At that point, I was in two minds – whether to do architecture or try my hand at movies. (Husband) Francis (Thomas) was instrumental in making that decision for me. He said he would move to Kochi for a year, and now it’s been five years.
For someone who didn’t have an interest in acting five years ago, you now also have a State Award for Best Dubbing Artiste and a screenplay credit along with Francis for Sudha Kongara’s segment Ilamai Idho Idho from the Amazon Prime Video anthology Putham Pudhu Kaalai. How did the passion for writing evolve?
I like reading. I fell for Francis’ writing, back in school. He’s in advertising and is a copywriter. So, we have been together for 14 years and have practically grown up together. I have seen his writing and how it has evolved, and I am guessing that part of that has rubbed off on me.
Francis had written a play named A Very Normal Family and also the Malayalam movie Anveshanam, which I was also part of. Post the play, he got calls from Bejoy Nambiar and Sudha to work on their feature films. Sudha and Francis were in talks for a movie but that didn’t take off due to the pandemic. That’s when Amazon Prime Video approached her and asked if she had anything on the lines of hope for their anthology. At that point, because she was already in discussions with Francis, she asked him.
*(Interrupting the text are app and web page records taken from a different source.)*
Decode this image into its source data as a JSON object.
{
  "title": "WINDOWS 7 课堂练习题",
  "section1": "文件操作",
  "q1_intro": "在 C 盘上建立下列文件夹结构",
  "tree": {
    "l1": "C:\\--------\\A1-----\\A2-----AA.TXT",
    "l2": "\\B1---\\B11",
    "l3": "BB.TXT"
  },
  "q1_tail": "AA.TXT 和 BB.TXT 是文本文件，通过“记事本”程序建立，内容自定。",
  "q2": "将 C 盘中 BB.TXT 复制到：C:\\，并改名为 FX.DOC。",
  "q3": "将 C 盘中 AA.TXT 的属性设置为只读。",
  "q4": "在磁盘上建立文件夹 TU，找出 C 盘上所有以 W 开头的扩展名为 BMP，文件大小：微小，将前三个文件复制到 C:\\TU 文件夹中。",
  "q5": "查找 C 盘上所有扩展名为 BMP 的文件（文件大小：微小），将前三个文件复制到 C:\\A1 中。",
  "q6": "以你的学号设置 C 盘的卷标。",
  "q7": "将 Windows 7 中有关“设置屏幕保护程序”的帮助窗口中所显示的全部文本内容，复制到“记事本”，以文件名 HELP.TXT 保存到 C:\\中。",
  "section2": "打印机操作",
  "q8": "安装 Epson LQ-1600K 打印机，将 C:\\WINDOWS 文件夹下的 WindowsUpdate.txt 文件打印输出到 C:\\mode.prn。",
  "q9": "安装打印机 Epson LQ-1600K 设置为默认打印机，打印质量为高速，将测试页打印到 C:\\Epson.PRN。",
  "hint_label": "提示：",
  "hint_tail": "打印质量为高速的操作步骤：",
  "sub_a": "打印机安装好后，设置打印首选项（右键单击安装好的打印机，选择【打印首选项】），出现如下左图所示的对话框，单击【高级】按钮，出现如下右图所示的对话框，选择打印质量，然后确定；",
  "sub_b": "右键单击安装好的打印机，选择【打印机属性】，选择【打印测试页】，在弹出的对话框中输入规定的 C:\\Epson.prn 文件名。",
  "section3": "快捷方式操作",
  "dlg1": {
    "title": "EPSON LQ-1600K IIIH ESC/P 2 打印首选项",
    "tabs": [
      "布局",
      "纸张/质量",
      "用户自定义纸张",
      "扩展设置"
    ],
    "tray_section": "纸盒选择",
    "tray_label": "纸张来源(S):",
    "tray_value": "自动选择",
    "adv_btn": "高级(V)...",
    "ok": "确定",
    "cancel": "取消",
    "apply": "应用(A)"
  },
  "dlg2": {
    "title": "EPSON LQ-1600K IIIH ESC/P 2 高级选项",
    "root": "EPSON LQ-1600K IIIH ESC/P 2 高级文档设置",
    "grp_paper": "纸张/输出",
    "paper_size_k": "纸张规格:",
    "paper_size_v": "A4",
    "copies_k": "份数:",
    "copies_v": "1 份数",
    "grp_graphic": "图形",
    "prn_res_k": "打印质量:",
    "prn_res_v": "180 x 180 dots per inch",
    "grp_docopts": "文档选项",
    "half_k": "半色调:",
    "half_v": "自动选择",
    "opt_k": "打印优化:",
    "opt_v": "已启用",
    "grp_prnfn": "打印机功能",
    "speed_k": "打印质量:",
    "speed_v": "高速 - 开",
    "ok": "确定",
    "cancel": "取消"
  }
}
It’s a subject, I felt, was extremely easy for us as a couple to develop. Almost all the scenes from Ilamai Idho Idho are from our lives. Francis is the one who makes good tea and I am the one who leaves the wet towel on the bed. So, the process was seamless but it was also important because it’s due to that ease, we are still working on projects together.
As someone with an understanding of scripting, do you also look at how the characters are written while selecting roles now?
Maybe subconsciously, but it’s not like when I listen to a script, I gauge it as a writer. But most certainly, anything and everything you do in life influences the other actions. That way acting has bettered my writing and vice versa. If you ask me to pinpoint how, when I am playing a role, the fact that I have also worked on characters’ backstories during writing, has helped. Similarly, when I am writing, because I have acted, I am also able to see the bigger picture and I don’t get stuck with the nitty-gritties of a script. That way, it’s mutually complementing.
What are your upcoming projects?
In January, I will begin acting in Enthaada Saji, which has Jayasurya and Kunchacko Boban. In terms of writing, Francis and I are writing a Tamil feature and a Telugu webseries.
Kaanekkaane, Madhuram and Ilamai Idho Idho have all released on OTTs. In terms of the feedback, how different is it for an OTT release compared to theatrical?
It’s overwhelming, to say the least. It’s with Madhuram that I faced it head first. It’s for the first time in the past four or five years, since I started acting that I have gotten such responses. It’s because the movie was an OTT release. I was up till 4am on the day of Madhuram’s release and I was telling Francis, I don’t know where this is coming from. It’s so surreal and so new. I feel like OTT as a platform is great.
There’s a lot of conversations that are happening because of the platform. Take Madhuram for instance. It’s such a small movie and if we had released it in theatres now, it would have gotten lost. OTT is great for experimental content and new talent, I feel.